# TRY IT:
Line count for "close": give the number of lines in the records below that hold it, and nothing else.

___

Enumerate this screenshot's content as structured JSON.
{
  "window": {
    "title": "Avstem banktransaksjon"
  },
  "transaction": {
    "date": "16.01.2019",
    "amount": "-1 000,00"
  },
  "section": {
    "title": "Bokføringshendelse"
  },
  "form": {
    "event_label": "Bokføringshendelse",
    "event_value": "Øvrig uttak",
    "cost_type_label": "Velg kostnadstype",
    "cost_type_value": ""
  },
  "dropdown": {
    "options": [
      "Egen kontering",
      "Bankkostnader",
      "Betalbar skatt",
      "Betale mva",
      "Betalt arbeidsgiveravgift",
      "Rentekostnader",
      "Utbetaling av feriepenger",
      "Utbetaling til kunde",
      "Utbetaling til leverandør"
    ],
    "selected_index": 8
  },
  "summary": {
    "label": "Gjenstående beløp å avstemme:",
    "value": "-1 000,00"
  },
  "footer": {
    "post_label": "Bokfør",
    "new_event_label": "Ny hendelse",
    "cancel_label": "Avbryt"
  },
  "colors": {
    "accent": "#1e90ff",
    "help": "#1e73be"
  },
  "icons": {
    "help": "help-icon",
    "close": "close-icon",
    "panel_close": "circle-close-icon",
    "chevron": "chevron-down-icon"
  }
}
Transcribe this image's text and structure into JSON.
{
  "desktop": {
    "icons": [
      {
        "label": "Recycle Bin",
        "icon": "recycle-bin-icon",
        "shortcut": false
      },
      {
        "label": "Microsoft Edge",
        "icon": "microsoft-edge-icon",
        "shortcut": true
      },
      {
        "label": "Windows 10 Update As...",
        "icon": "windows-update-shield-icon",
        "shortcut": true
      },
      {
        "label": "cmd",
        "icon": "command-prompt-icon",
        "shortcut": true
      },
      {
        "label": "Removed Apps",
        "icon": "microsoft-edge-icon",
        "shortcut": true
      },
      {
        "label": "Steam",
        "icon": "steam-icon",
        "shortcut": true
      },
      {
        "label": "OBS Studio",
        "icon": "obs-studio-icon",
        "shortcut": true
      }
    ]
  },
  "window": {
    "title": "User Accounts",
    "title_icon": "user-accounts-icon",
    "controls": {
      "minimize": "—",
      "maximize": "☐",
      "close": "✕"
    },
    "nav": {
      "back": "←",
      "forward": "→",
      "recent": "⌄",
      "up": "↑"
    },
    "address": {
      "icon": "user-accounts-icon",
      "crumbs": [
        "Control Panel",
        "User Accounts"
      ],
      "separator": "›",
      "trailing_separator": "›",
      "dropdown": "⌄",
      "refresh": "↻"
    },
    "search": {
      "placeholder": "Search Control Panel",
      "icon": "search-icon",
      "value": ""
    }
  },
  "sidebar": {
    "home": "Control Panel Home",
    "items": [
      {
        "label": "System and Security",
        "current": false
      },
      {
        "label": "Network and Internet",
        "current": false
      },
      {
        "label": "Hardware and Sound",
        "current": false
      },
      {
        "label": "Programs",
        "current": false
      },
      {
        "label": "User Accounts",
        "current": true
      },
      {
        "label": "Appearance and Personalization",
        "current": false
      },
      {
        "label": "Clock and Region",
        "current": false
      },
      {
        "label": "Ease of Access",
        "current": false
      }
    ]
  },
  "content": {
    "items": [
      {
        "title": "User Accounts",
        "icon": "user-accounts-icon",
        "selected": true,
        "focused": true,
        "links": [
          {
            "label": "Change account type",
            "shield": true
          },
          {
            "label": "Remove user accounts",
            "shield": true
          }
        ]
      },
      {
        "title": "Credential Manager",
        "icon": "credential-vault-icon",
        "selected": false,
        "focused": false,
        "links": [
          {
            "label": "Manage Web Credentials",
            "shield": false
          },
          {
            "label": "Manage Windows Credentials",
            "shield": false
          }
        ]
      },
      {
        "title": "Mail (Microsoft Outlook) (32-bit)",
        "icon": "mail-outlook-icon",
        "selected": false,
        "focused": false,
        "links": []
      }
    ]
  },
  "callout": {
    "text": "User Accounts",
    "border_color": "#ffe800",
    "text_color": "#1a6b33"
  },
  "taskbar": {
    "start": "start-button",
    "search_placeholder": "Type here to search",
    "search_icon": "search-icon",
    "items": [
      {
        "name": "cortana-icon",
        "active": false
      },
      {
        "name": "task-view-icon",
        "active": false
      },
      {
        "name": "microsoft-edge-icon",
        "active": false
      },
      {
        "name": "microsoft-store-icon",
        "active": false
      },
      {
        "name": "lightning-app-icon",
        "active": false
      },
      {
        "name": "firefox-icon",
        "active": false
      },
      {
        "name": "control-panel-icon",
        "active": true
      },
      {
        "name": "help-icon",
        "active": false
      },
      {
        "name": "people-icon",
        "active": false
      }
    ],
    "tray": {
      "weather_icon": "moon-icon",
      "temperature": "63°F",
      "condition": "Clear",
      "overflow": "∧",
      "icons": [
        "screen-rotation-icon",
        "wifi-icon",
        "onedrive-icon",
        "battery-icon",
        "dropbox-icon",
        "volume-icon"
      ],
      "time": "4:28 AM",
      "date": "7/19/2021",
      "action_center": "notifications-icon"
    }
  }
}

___

# OUTPUT OF THE TASK:
3